As one of the world’s most popular luxury watches, it should come as no surprise that the Rolex Submariner is also one of the most frequently “faked.”
From low-budget forgeries to high-end fakes that are practically indistinguishable from the genuine article, there’s a whole ecosystem of fake Submariners that can fool even some of the most distinguished Rolex aficionados.
If you’re buying from an Authorized Dealer (AD) or other major outlet, you’ll often get a certificate of authenticity or even branded paperwork to help put you at ease. But if you’re buying on the gray market, or purchasing a used Rolex from a private seller, the issue of authenticity becomes even more of a question.
So when you’re spending a small fortune on your new watch (one that will ideally last a lifetime), you want to know you’re getting the genuine article. How can you be sure?
Fortunately, there are a few “dead giveaways” that even a novice can notice
Dead Giveaway #1: Quality of Watch & Engraving
Rolex is more than just a name. It’s an obsession with quality.
From the world-class 904L steel and Rolex-made alloys to the in-house movements and precision craftsmanship, everything about a Rolex watch is made with a dedication to precision and perfection. So if something looks a little off, you should definitely take notice.
Specifically, take a look at the stamping of the serial and model number. The numbers should be perfectly marked, edged deep into the case and glowing like a diamond cut. If they look more like an acid-etched engraving, you’re probably looking at a fake.
Dead Giveaway #2: Dial Quality & Cyclops
If a Rolex dial had smudged or blotchy letters, it would’ve never left the factory. This is one of the first things most trained eyes will notice about a fake Submariner.
Sometimes, more often with Datejusts, a servicing or dial repainting can lead to small smudging, but even these should be well-documented by the seller. If they’re not, you should probably be on high alert.
Likewise with the “cyclops” magnifier. This is one of the most iconic parts of the modern Rolex, with a raised profile that magnifies the date 2.5x for easier reading. If it’s not the right size, or if it doesn’t sufficiently magnify the date, you’re probably looking at a fake.
Dead Giveaway #3: Exhibition Casebacks & Etching
Aside from a few particular vintage specimens, true Rolex Submariners will never have exhibition or etched casebacks.

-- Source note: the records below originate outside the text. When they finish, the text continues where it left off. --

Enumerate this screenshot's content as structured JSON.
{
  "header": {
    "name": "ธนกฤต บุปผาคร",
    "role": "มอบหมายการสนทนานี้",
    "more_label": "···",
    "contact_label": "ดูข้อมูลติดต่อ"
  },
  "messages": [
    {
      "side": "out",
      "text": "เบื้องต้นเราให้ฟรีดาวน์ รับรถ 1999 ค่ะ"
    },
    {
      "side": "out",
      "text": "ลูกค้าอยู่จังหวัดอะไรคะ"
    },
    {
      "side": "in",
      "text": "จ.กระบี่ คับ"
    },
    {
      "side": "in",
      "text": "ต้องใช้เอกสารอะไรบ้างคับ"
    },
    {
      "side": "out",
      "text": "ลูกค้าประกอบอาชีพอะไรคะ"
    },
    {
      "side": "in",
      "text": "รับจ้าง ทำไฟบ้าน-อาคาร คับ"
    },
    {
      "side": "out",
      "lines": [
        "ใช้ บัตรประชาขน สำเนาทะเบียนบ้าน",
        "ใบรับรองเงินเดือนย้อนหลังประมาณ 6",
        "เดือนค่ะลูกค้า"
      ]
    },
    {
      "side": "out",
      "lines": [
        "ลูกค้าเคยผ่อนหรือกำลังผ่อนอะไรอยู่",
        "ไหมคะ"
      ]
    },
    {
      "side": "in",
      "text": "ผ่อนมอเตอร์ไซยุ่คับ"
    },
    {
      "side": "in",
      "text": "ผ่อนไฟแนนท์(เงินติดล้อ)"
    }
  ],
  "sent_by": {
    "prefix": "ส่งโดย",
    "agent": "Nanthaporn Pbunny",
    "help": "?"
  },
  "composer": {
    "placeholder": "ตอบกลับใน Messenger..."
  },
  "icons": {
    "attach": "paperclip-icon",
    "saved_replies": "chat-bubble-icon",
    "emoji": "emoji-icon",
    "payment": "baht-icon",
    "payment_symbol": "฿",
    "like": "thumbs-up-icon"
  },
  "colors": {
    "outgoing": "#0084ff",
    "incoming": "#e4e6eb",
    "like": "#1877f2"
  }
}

With the exception of a few Lady Datejust models, some Rolex Sea Dwellers, COMEX Submariners and military watches, Rolex casebacks should be plain stainless steel.
Dead Giveaway #4: Micro-Etched Crowns
Arguably one of the most fascinating ways that Rolex has made their watches counterfeit-proof is the micro-etched crown found on the surface of the crystal.
Starting in 2002, Rolex began etching tiny crowns onto the crystal of each watch. They’re tough to see with the naked eye—often requiring a jeweler’s loupe and a bit of patience—but if you’re looking at a Submariner made after 2002, you will see it there. If you don’t, you’re probably looking at a fake.
Dead Giveaway #5: The Price … and the Place
As the old saying goes, “If a deal seems too good to be true … it probably is.” And this is especially true when it comes to the world’s most popular luxury watches …
So if you find a Submariner selling for prices well below market, you might want to be suspicious. Likewise if you find yourself buying a watch from somewhere that seems less than reputable.
There’s another saying in the luxury watch community, that you’re buying the seller as much as you’re buying the watch. So if you don’t feel like you can trust the seller, you might not be able to trust the watch either.
If you’re at all doubtful about the provenance of your timepiece, then you might want to keep shopping around. After all, a real Rolex Submariner should last you a lifetime—so there’s no rush to grab yours right away.